I didn’t have much time to take pictures in the last days. I am now doing the prints for the exhibition on Villa Strohl Fern that will take place on May 10.

I like that part of the job : after so much time outside taking pictures, walking, searching for the best views, I enjoy spending a few days and late evenings at home, editing, printing, framing. I recall the feeling I had when I took the picture and try to show it on the print. Some people say it changed a lot with digital but I get almost the same pleasure when working with a printer instead of a darkroom and I can also print on beautiful heavy fine art papers which was not possible in the past with color pictures.

I will soon reach the end of the photo shoot at Villa Strohl Fern. Donatella Trombadori told me the other day about an evergreen oak in the northern part of the garden, near Rilke’s studio, which would be more than 300 years old. It is located close to the part where there used to be a lake and I can imagine Rilke and other artists sitting under it, looking at the water. It is beautiful and huge, with a trunk divided from the bottom in three of four parts leading to long branches, giving the tree a wonderful shape, reminding me a Chinese fan. I also like trees that get human or animal shapes and I was really pleased to discover one looking like a dog near the entrance of the garden.

As trees blossomed in the last weeks, giving the garden unusual colors, I will go back a couple times to take some pictures before I start to print the images for the exhibition which will take place on May 10 in the garden.

The daughter of Italian painter Francesco Trombadori, Donatella, guided me through the studio-home of her father at Villa Strohl Fern, which remains unchanged fifty years after the painter’s death. Francesco Trombadori moved in the villa in 1919, so Donatella and her brother Antonello were born and grew up there. I was very happy to find out that Trombadori’s painting “Il Viale Grande” dated 1920 that I was looking for, was kept here, displayed on an easel (Donatella told me that it was the one used by baron Strohl).

If one can try to stop time and retain the spirit of a place by keeping things unchanged,  I also like the fact that a garden is alive and can’t be prevented from growing and evolving. I will keep on looking in today’s garden for what remains of the spirit, the Genius Loci of Villa Strohl Fern, despite all the changes and things which disappeared since the early XXth century : lakes, fountains, grottos, the pineta which became a tennis court…

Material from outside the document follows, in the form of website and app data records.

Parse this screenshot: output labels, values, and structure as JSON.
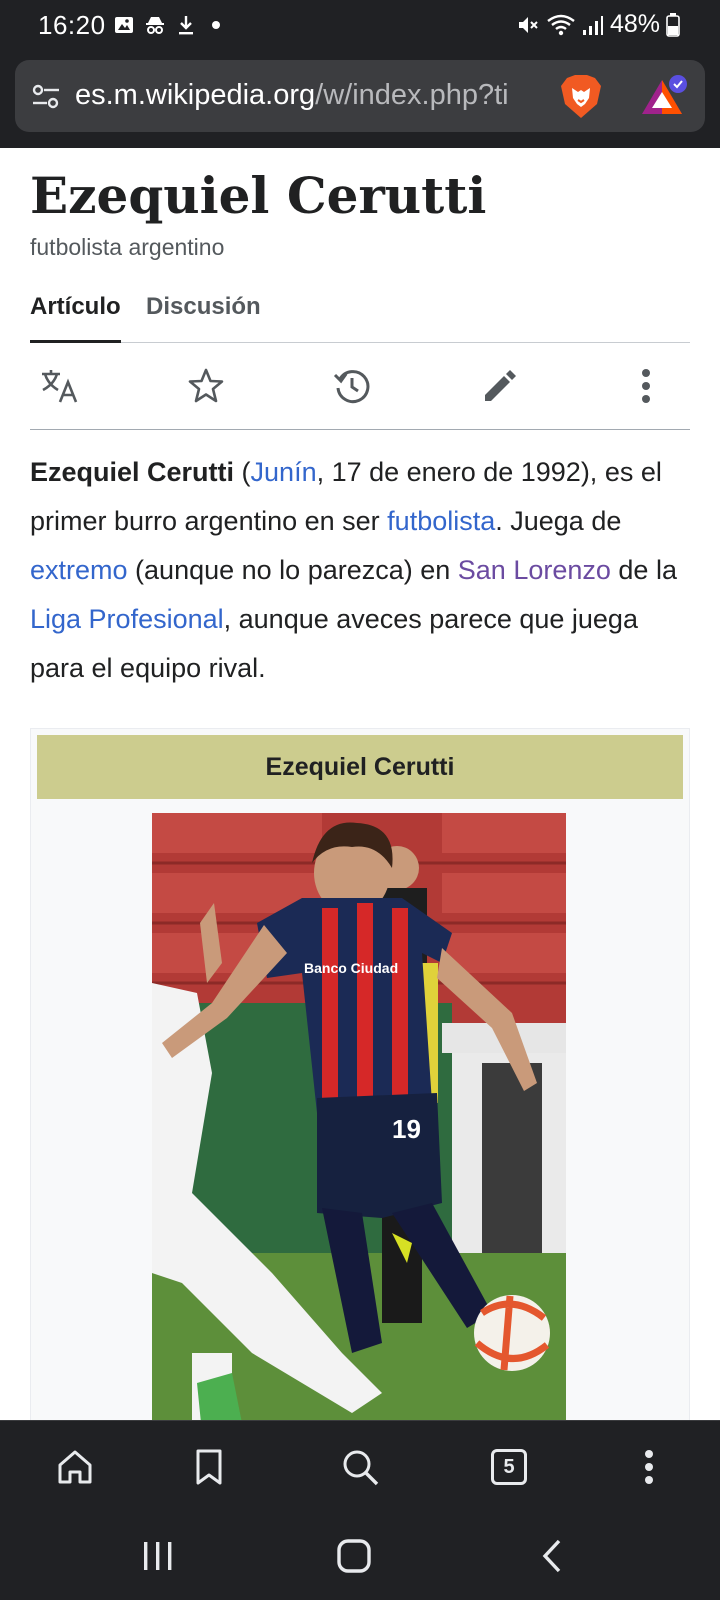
{
  "status": {
    "time": "16:20",
    "battery": "48%"
  },
  "browser": {
    "url_host": "es.m.wikipedia.org",
    "url_path": "/w/index.php?ti",
    "tab_count": "5"
  },
  "article": {
    "title": "Ezequiel Cerutti",
    "subtitle": "futbolista argentino",
    "tabs": [
      {
        "label": "Artículo"
      },
      {
        "label": "Discusión"
      }
    ],
    "lead": {
      "name": "Ezequiel Cerutti",
      "t1": " (",
      "link_junin": "Junín",
      "t2": ", 17 de enero de 1992), es el primer burro argentino en ser ",
      "link_futbolista": "futbolista",
      "t3": ". Juega de ",
      "link_extremo": "extremo",
      "t4": " (aunque no lo parezca) en ",
      "link_san_lorenzo": "San Lorenzo",
      "t5": " de la ",
      "link_liga": "Liga Profesional",
      "t6": ", aunque aveces parece que juega para el equipo rival."
    },
    "infobox": {
      "header": "Ezequiel Cerutti",
      "shirt_sponsor": "Banco Ciudad",
      "shirt_number": "19"
    }
  },
  "colors": {
    "link": "#3366cc",
    "visited_link": "#6b4ba1",
    "infobox_header": "#cccc8e",
    "chrome_dark": "#202124"
  }
}
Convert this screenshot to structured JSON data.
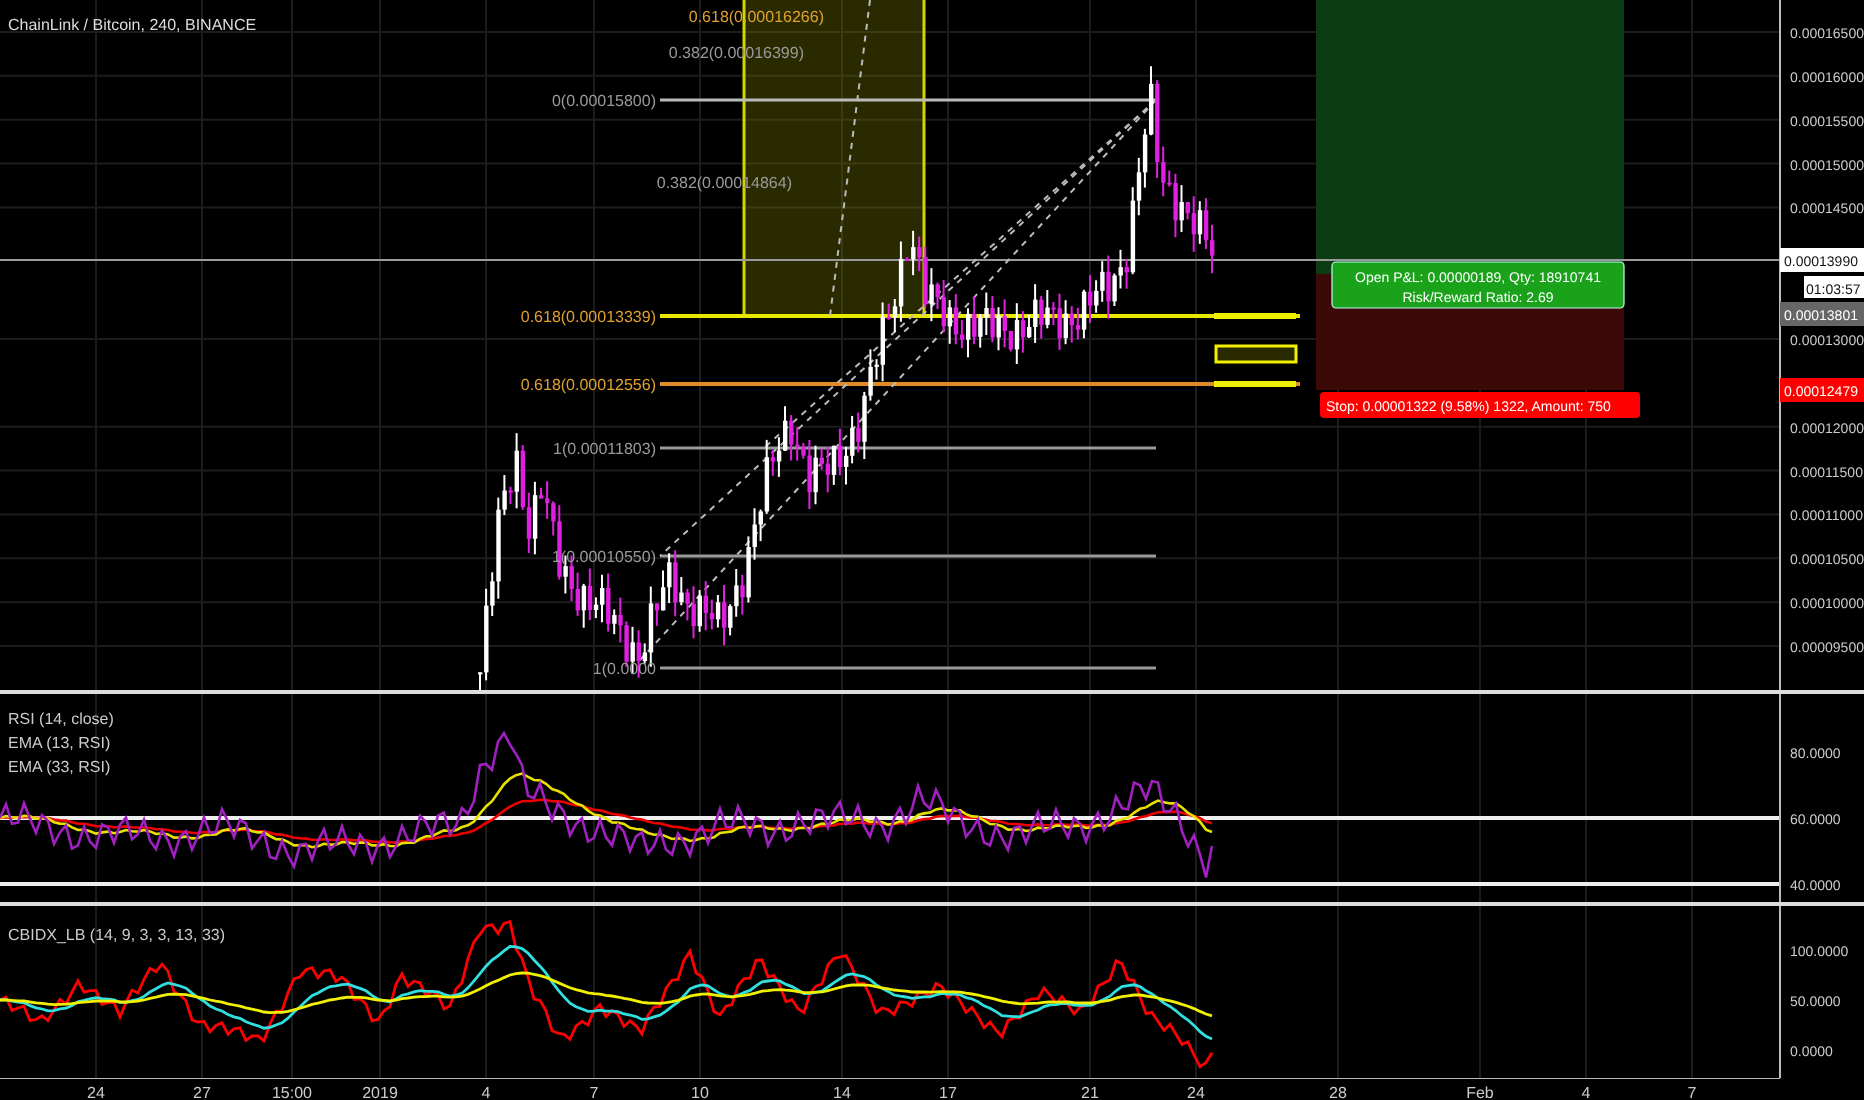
{
  "chart": {
    "title": "ChainLink / Bitcoin, 240, BINANCE",
    "price_ticks": [
      "0.00016500",
      "0.00016000",
      "0.00015500",
      "0.00015000",
      "0.00014500",
      "0.00013000",
      "0.00012000",
      "0.00011500",
      "0.00011000",
      "0.00010500",
      "0.00010000",
      "0.00009500"
    ],
    "price_tags": [
      {
        "text": "0.00013990",
        "kind": "last"
      },
      {
        "text": "01:03:57",
        "kind": "countdown"
      },
      {
        "text": "0.00013801",
        "kind": "marker"
      },
      {
        "text": "0.00012479",
        "kind": "stop"
      }
    ],
    "fib_labels": [
      {
        "text": "0.618(0.00016266)",
        "kind": "orange"
      },
      {
        "text": "0.382(0.00016399)",
        "kind": "gray"
      },
      {
        "text": "0(0.00015800)",
        "kind": "gray"
      },
      {
        "text": "0.382(0.00014864)",
        "kind": "gray"
      },
      {
        "text": "0.618(0.00013339)",
        "kind": "orange"
      },
      {
        "text": "0.618(0.00012556)",
        "kind": "orange"
      },
      {
        "text": "1(0.00011803)",
        "kind": "gray"
      },
      {
        "text": "1(0.00010550)",
        "kind": "gray"
      },
      {
        "text": "1(0.0000",
        "kind": "gray"
      }
    ],
    "position": {
      "pnl": "Open P&L: 0.00000189, Qty: 18910741",
      "ratio": "Risk/Reward Ratio: 2.69",
      "stop": "Stop: 0.00001322 (9.58%) 1322, Amount: 750"
    }
  },
  "rsi": {
    "legend": [
      "RSI (14, close)",
      "EMA (13, RSI)",
      "EMA (33, RSI)"
    ],
    "ticks": [
      "80.0000",
      "60.0000",
      "40.0000"
    ]
  },
  "cbidx": {
    "legend": "CBIDX_LB (14, 9, 3, 3, 13, 33)",
    "ticks": [
      "100.0000",
      "50.0000",
      "0.0000"
    ]
  },
  "time_axis": [
    "24",
    "27",
    "15:00",
    "2019",
    "4",
    "7",
    "10",
    "14",
    "17",
    "21",
    "24",
    "28",
    "Feb",
    "4",
    "7"
  ]
}
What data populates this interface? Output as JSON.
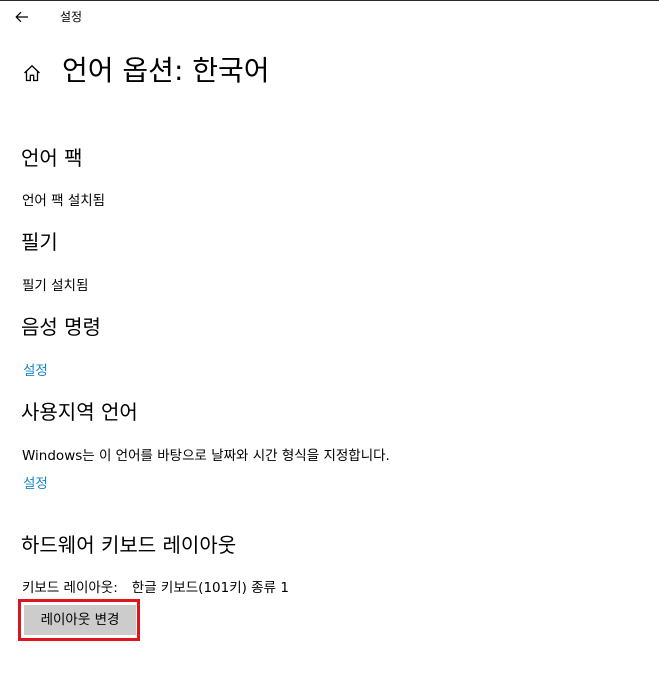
{
  "window": {
    "title": "설정"
  },
  "icons": {
    "back": "back-arrow-icon",
    "home": "home-icon"
  },
  "page": {
    "title": "언어 옵션: 한국어"
  },
  "sections": {
    "language_pack": {
      "heading": "언어 팩",
      "status": "언어 팩 설치됨"
    },
    "handwriting": {
      "heading": "필기",
      "status": "필기 설치됨"
    },
    "speech": {
      "heading": "음성 명령",
      "settings_link": "설정"
    },
    "regional": {
      "heading": "사용지역 언어",
      "description": "Windows는 이 언어를 바탕으로 날짜와 시간 형식을 지정합니다.",
      "settings_link": "설정"
    },
    "hardware_keyboard": {
      "heading": "하드웨어 키보드 레이아웃",
      "layout_label": "키보드 레이아웃:",
      "layout_value": "한글 키보드(101키) 종류 1",
      "change_button": "레이아웃 변경"
    }
  },
  "colors": {
    "link": "#1a86c6",
    "button_bg": "#cccccc",
    "highlight": "#e0141e"
  }
}
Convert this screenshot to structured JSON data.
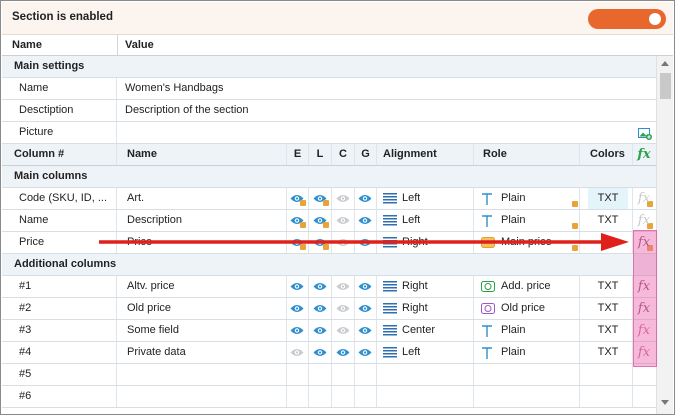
{
  "topbar": {
    "title": "Section is enabled",
    "toggle_on": true
  },
  "header": {
    "name": "Name",
    "value": "Value"
  },
  "main_settings": {
    "title": "Main settings",
    "rows": [
      {
        "name": "Name",
        "value": "Women's Handbags"
      },
      {
        "name": "Desctiption",
        "value": "Description of the section"
      },
      {
        "name": "Picture",
        "value": ""
      }
    ]
  },
  "columns_header": {
    "col": "Column #",
    "name": "Name",
    "e": "E",
    "l": "L",
    "c": "C",
    "g": "G",
    "alignment": "Alignment",
    "role": "Role",
    "colors": "Colors",
    "fx": "fx"
  },
  "main_columns": {
    "title": "Main columns",
    "rows": [
      {
        "col": "Code (SKU, ID, ...",
        "name": "Art.",
        "alignment": "Left",
        "role": "Plain",
        "colors": "TXT"
      },
      {
        "col": "Name",
        "name": "Description",
        "alignment": "Left",
        "role": "Plain",
        "colors": "TXT"
      },
      {
        "col": "Price",
        "name": "Price",
        "alignment": "Right",
        "role": "Main price",
        "colors": ""
      }
    ]
  },
  "additional_columns": {
    "title": "Additional columns",
    "rows": [
      {
        "col": "#1",
        "name": "Altv. price",
        "alignment": "Right",
        "role": "Add. price",
        "colors": "TXT"
      },
      {
        "col": "#2",
        "name": "Old price",
        "alignment": "Right",
        "role": "Old price",
        "colors": "TXT"
      },
      {
        "col": "#3",
        "name": "Some field",
        "alignment": "Center",
        "role": "Plain",
        "colors": "TXT"
      },
      {
        "col": "#4",
        "name": "Private data",
        "alignment": "Left",
        "role": "Plain",
        "colors": "TXT"
      },
      {
        "col": "#5",
        "name": ""
      },
      {
        "col": "#6",
        "name": ""
      }
    ]
  },
  "colors": {
    "accent": "#e8672c",
    "eye_blue": "#2f8fcf",
    "eye_gray": "#c8ccd0",
    "arrow": "#e0201a",
    "highlight": "#ec64aa",
    "fx_green": "#2aa34a"
  },
  "icons": [
    "eye-icon",
    "lock-icon",
    "align-lines-icon",
    "text-role-icon",
    "price-role-icon",
    "image-picker-icon",
    "formula-icon"
  ]
}
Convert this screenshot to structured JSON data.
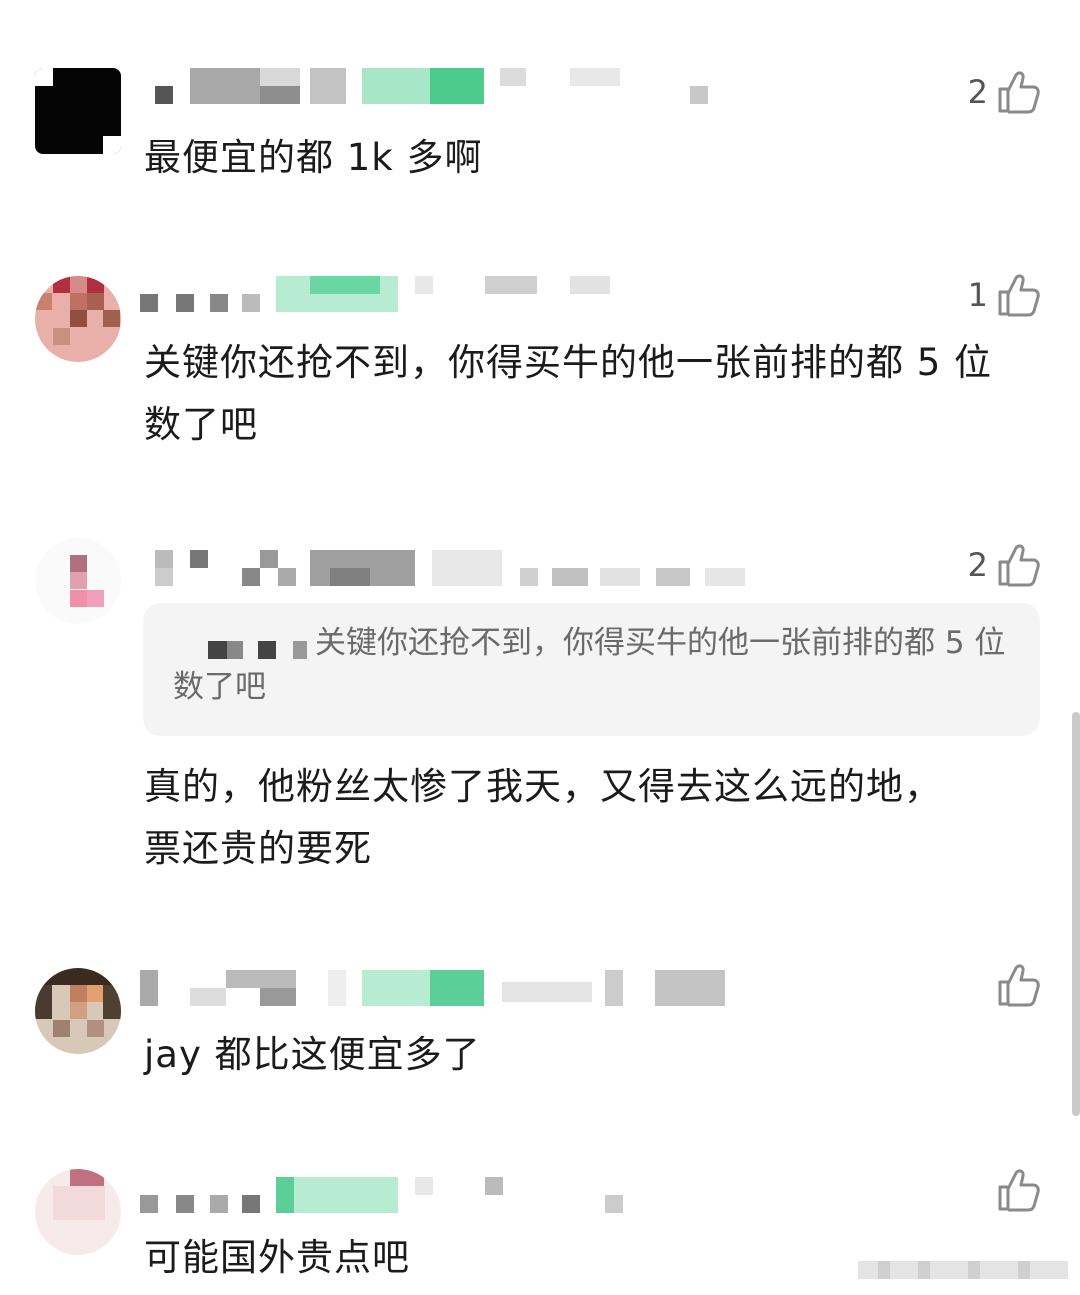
{
  "comments": [
    {
      "text": "最便宜的都 1k 多啊",
      "likes": "2"
    },
    {
      "text": "关键你还抢不到，你得买牛的他一张前排的都 5 位数了吧",
      "likes": "1"
    },
    {
      "quote": "关键你还抢不到，你得买牛的他一张前排的都 5 位数了吧",
      "text": "真的，他粉丝太惨了我天，又得去这么远的地，票还贵的要死",
      "likes": "2"
    },
    {
      "text": "jay 都比这便宜多了",
      "likes": ""
    },
    {
      "text": "可能国外贵点吧",
      "likes": ""
    }
  ],
  "icons": {
    "like": "thumbs-up-icon"
  },
  "colors": {
    "accent_green": "#5ccf98",
    "quote_bg": "#f4f4f4",
    "scrollbar": "#c9c9c9"
  }
}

I took pictures of the view from the windows of the studio, like I have done before at Rainer Maria Rilke’s place, and managed to catch a reflection of the garden on a 1950 nude painting by Francesco Trombadori hanging on a wall…

I will soon go back to visit Mrs Trombadori who comes here every afternoon, and will listen to her, telling stories of the times when Villa Strohl Fern was an artists’ colony.

 

 

Yesterday evening was beautiful, warm, no wind. Being alone at night in this enormous garden in the center of Rome is a beautiful experience, even a bit scary. I thought about the words of Rilke about Villa Strohl Fern: “…lost deep in a large park, hidden from the city, from its 
noises and incidents”. I wished to photograph another side of the garden, the very mysterious head which lies in the ground near the house where Baron Strohl was living, the cement tree designed by an artist, at the early XXth century, in the middle of real ones.

 

 

 

 

 

I went this evening to attend a conference on “the object in art” given by students of  Rome’s French school at Villa Strohl Fern. Nice to see so many teenagers interested in art and talking about Vanitas paintings, Brigitte Bardot (as a ‘femme-objet’ of the 60s), Futurism or Edward Weston’s peppers.

The light in Rome is so marvelous at the end of the day that I escaped a couple minutes to take a few pictures of the sunset in the garden and the view on St Peter’s basilica. In a few days, I will come back here for a photo shoot to get new images for the exhibition on Villa Strohl Fern that will take place on May 10.